become a well-control problem. This action reduces risk, improves safety and economics, and
minimizes remediation time. The value of this information is important, if not essential, to safe
and efficient rig operations and well construction.

On a recent well drilled from a semisubmersible, Weatherford provided early kick detection for a
conventional, overbalanced drilling operation. The system identified the onset of a kick, but at
the time conventional indicators did not support the diagnosis. During the delay caused by
ensuing decision-making, the kick grew, control measures failed, and ultimately the drillstring
and bottomhole assembly became stuck and the hole was lost. The correct information was at
hand. Had it been acted on expeditiously, the influx could have been mitigated before it became
a serious problem.

The advantage presented by a closed-loop system is the distinction between proactively


controlling the well and reactive well control. There are two aspects to this proactive control:

1. Acquiring actionable, real-time pressure information.

2. Ability to act on it.
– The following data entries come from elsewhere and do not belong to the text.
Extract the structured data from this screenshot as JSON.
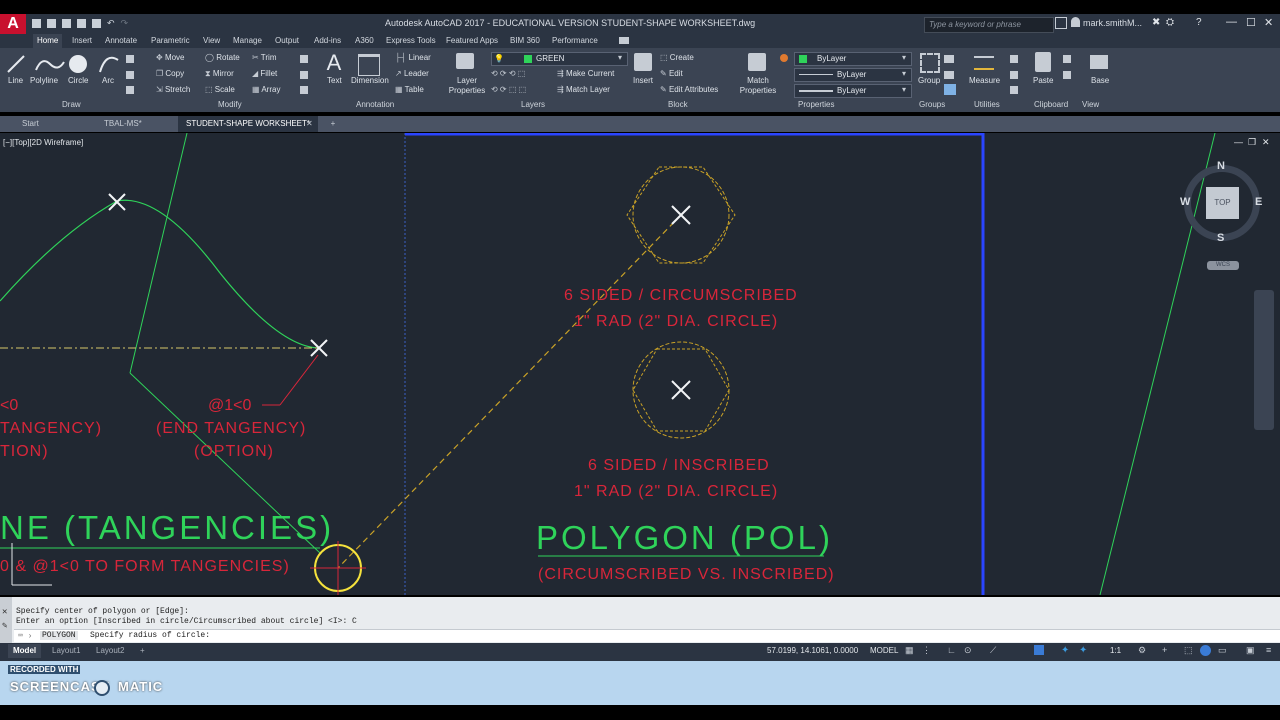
{
  "app": {
    "logo": "A",
    "title": "Autodesk AutoCAD 2017 - EDUCATIONAL VERSION   STUDENT-SHAPE WORKSHEET.dwg",
    "search_placeholder": "Type a keyword or phrase",
    "user": "mark.smithM..."
  },
  "ribbon": {
    "tabs": [
      "Home",
      "Insert",
      "Annotate",
      "Parametric",
      "View",
      "Manage",
      "Output",
      "Add-ins",
      "A360",
      "Express Tools",
      "Featured Apps",
      "BIM 360",
      "Performance"
    ],
    "active_tab": "Home",
    "draw": {
      "label": "Draw",
      "line": "Line",
      "polyline": "Polyline",
      "circle": "Circle",
      "arc": "Arc"
    },
    "modify": {
      "label": "Modify",
      "move": "Move",
      "rotate": "Rotate",
      "trim": "Trim",
      "copy": "Copy",
      "mirror": "Mirror",
      "fillet": "Fillet",
      "stretch": "Stretch",
      "scale": "Scale",
      "array": "Array"
    },
    "annotation": {
      "label": "Annotation",
      "text": "Text",
      "dimension": "Dimension",
      "linear": "Linear",
      "leader": "Leader",
      "table": "Table"
    },
    "layers": {
      "label": "Layers",
      "layer_properties": "Layer Properties",
      "current_layer": "GREEN",
      "make_current": "Make Current",
      "match_layer": "Match Layer"
    },
    "block": {
      "label": "Block",
      "insert": "Insert",
      "create": "Create",
      "edit": "Edit",
      "edit_attributes": "Edit Attributes"
    },
    "properties": {
      "label": "Properties",
      "match_properties": "Match Properties",
      "color": "ByLayer",
      "linetype": "ByLayer",
      "lineweight": "ByLayer"
    },
    "groups": {
      "label": "Groups",
      "group": "Group"
    },
    "utilities": {
      "label": "Utilities",
      "measure": "Measure"
    },
    "clipboard": {
      "label": "Clipboard",
      "paste": "Paste"
    },
    "view": {
      "label": "View",
      "base": "Base"
    }
  },
  "doc_tabs": {
    "tabs": [
      "Start",
      "TBAL-MS*",
      "STUDENT-SHAPE WORKSHEET*"
    ],
    "active": "STUDENT-SHAPE WORKSHEET*",
    "add": "+"
  },
  "viewport": {
    "label": "[−][Top][2D Wireframe]",
    "viewcube": {
      "n": "N",
      "s": "S",
      "e": "E",
      "w": "W",
      "top": "TOP",
      "wcs": "WCS"
    }
  },
  "drawing": {
    "circ_line1": "6 SIDED / CIRCUMSCRIBED",
    "circ_line2": "1\" RAD (2\" DIA. CIRCLE)",
    "insc_line1": "6 SIDED / INSCRIBED",
    "insc_line2": "1\" RAD (2\" DIA. CIRCLE)",
    "polygon_title": "POLYGON (POL)",
    "polygon_sub": "(CIRCUMSCRIBED VS. INSCRIBED)",
    "left_a1": "<0",
    "left_a2": "TANGENCY)",
    "left_a3": "TION)",
    "left_b1": "@1<0",
    "left_b2": "(END TANGENCY)",
    "left_b3": "(OPTION)",
    "spline_title": "NE (TANGENCIES)",
    "spline_sub": "0 & @1<0 TO FORM TANGENCIES)",
    "colors": {
      "green": "#2fd35a",
      "red": "#d8263a",
      "yellow": "#c9a227",
      "canvas": "#212832"
    }
  },
  "command": {
    "line1": "Specify center of polygon or [Edge]:",
    "line2": "Enter an option [Inscribed in circle/Circumscribed about circle] <I>: C",
    "prompt_cmd": "POLYGON",
    "prompt_text": "Specify radius of circle:"
  },
  "status": {
    "tabs": [
      "Model",
      "Layout1",
      "Layout2"
    ],
    "active": "Model",
    "add": "+",
    "coords": "57.0199, 14.1061, 0.0000",
    "mode": "MODEL",
    "scale": "1:1"
  },
  "watermark": {
    "recorded": "RECORDED WITH",
    "brand": "SCREENCAST",
    "suffix": "MATIC"
  }
}
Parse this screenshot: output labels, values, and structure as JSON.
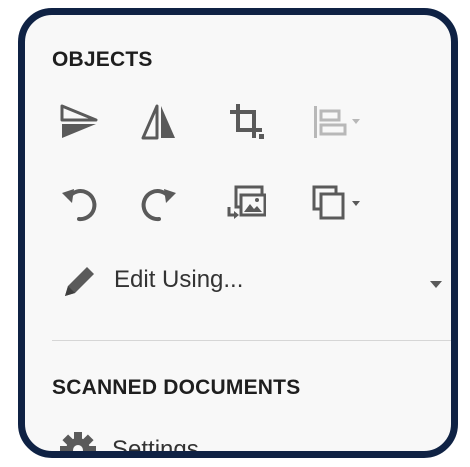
{
  "edge_text": "e",
  "panel": {
    "objects_heading": "OBJECTS",
    "tools": [
      {
        "icon": "flip-horizontal-triangle-icon"
      },
      {
        "icon": "mirror-vertical-icon"
      },
      {
        "icon": "crop-icon"
      },
      {
        "icon": "align-objects-dropdown-icon",
        "disabled": true
      },
      {
        "icon": "rotate-counterclockwise-icon"
      },
      {
        "icon": "rotate-clockwise-icon"
      },
      {
        "icon": "replace-image-icon"
      },
      {
        "icon": "arrange-dropdown-icon"
      }
    ],
    "edit_using_label": "Edit Using...",
    "scanned_heading": "SCANNED DOCUMENTS",
    "settings_label": "Settings"
  },
  "colors": {
    "frame": "#0f2244",
    "panel_bg": "#f8f8f8",
    "icon": "#5a5a5a",
    "icon_disabled": "#b8b8b8",
    "text": "#1e1e1e"
  }
}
Source : http://www.ogj.com/articles/print/volume-108/issue-46/drilling-production/closed-loop-
circulating-1-advanced-pressure-control.html
Rotating system

Rotary table:
Peralatan yang berfungsi untuk memutar dan dipakai untuk menggantung
drill string (drill pipe, drill collar dsb) yang memutar bit di dasar sumur
(Gambar 3.42, 3.43).Kelly bushing dan rotary bushing berfungsi untuk
memutar kelly (lihat Gambar 3.44). Rotary bushing digerakan oleh prime
mover lewat tenaga gabungan atau motor elektrik sedangkan kelly bushing
didudukan di dalam rotary bushing dan ditahan oleh empat penjepit.
Diameter dari kelly bushing berbentuk empat persegi atau hexagonal yang
sesuai dengan kelly.

5. THE TOP DRIVE


[1, 2, 3, 4, 6]
Supplementing a modern drilling operation, the rack and pinion rig contains an
AC-driven top drive system [10], permanently mounted by a retractable dolly to the
mast
by sliding pads and a pin engaged into one of the rack modules. Accordingly, during
trans
-
portation the top drive resides horizontally with the full service loop connected down
to in
-
terface at drill floor level. When mast is raised the top drive is ready with little hook
up.
The top drive is fully equipped with a mud swivel, gearbox, rotating head, torque
wrench
and two IBOPs, one remote operated. With lower and upper thrust bearings it can
be ro
-
tated during both drilling and snubbing operations.